You said you have less freedom. Could you tell us how your freedom is diminished?

It is only a little freedom because the Court of Appeal sentenced me to five years, [and suspended everything] but eight months in jail. So I have to ask permission if I want to go anywhere. If I do anything that is not suitable, they can accuse me and put me in jail again.

The Appeal Court convicted you on charges of forest crimes, not insurrection. What do you thinks of this accusation, since the government had already given an economic land concession to a private company in that area?
I oppose it, because I have done nothing, and Kratie is a province that I have never been to at all, and I do not have any wish to destroy any forest. But the law is one thing, and the court’s implementation is another.

As a result, there is a problem . . . The evidence was not suitable at all to put me in jail, but I cannot say whether the court is just unjust.

For the new charges, will you file a motion of complaint to the Supreme Court?
I will discuss it with my lawyers, but if we do not do anything, it doesn’t mean that we accept the charges as accused.

What do you think of this issue? Is it political or legal?

I have not said it whether it was political or legal, and I cannot say whether it is just or unjust. What I want to say is that I have done nothing, and that all the witnesses were illiterate people and only briefly came by my office without an appointment, and then became witnesses against me... This is a problem that pains me. Being jailed is another, but when one hasn’t done what they’re accused of, it is very painful.

I also heard Samdech Hun Sen say that being maligned without having done anything badly pains him. Me too; I have not done anything, and I am also pained. If I do anything, I will take responsibility, and be brave enough to take responsibility.

Are there any conditions on your release?

No, because they know well that I am not playing politics like other people. What I do is [work] so our country can have justice, respect for people’s human rights and a strong democracy.
I have never thought of having any power or exploitation. I don’t like these at all. I say the facts, and because of the facts, they accused me of arrogance, but I am not. I told the truth.
Please do not think I am affiliated with any party. I don’t like any parties, but I also don’t hate any political parties.

Were you happy when you were released?

I am not happy. I am worried instead. Do I have freedom if everyone does not have it? I have to fix this for people.


  • Thousands attend CNRP-organised pro-democracy vigil in South Korea

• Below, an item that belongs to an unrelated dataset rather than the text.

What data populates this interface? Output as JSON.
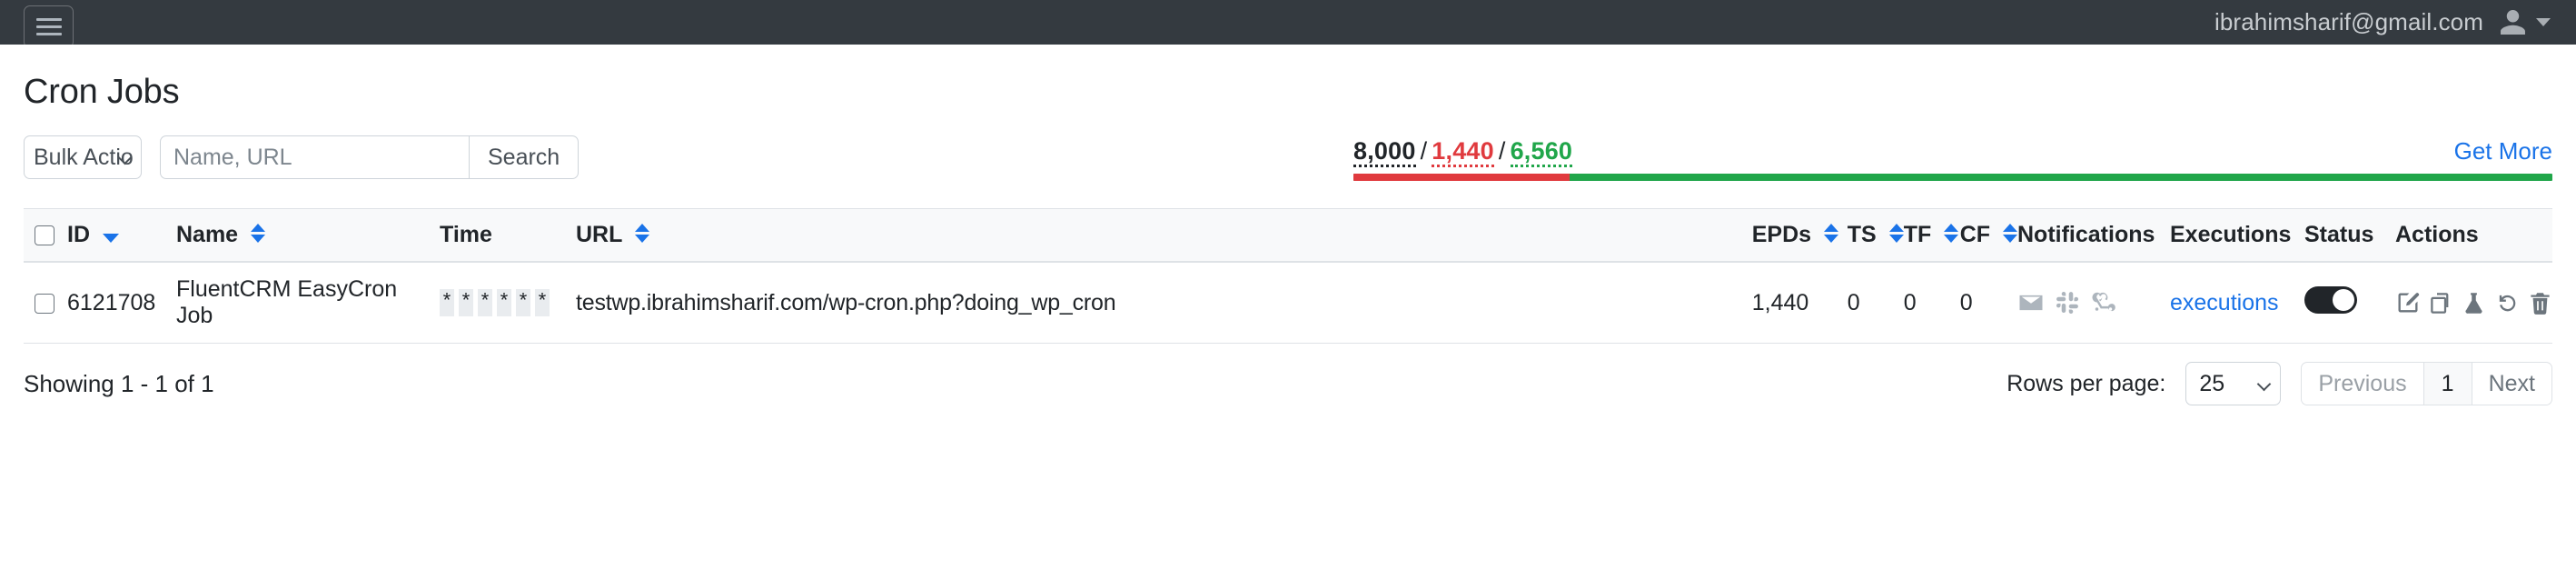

    Thousands of supporters of the Supreme Court-dissolved Cambodia National Rescue Party (CNRP) on Saturday gathered in the South Korean city of Gwangju to hold a candlelight demonstration calling for the “liberation” of democracy in Cambodia. Yim Sinorn, a CNRP member in South Korea, said on

  • US Embassy: Chinese trade does not help like the West’s

    The US Embassy in Phnom Penh on Friday said relations between China and Cambodia did not create jobs or help industry when compared to the trade between the Kingdom and the US. “About 87 per cent of trade [with China] are Chinese imports, which do not

  • Vietnamese land-grabbers held

    Following a provincial court order, Ratanakkiri Military Police on April 16 arrested 12 Vietnamese nationals accused of crossing the border into Cambodia and illegally clearing forest land. The accused are now being detained at Phnom Svay prison in the province. Ratanakkiri military police commander Thav Yen told

  • Eight people sent to court over violent protest

    Preah Sihanouk provincial authorities on Sunday sent eight people to court for blocking National Road 4 and using violence against authorities in a land dispute in Prey Nop district’s Bit Traing commune. Four police officers and two commune security guards sustained injuries when the protesters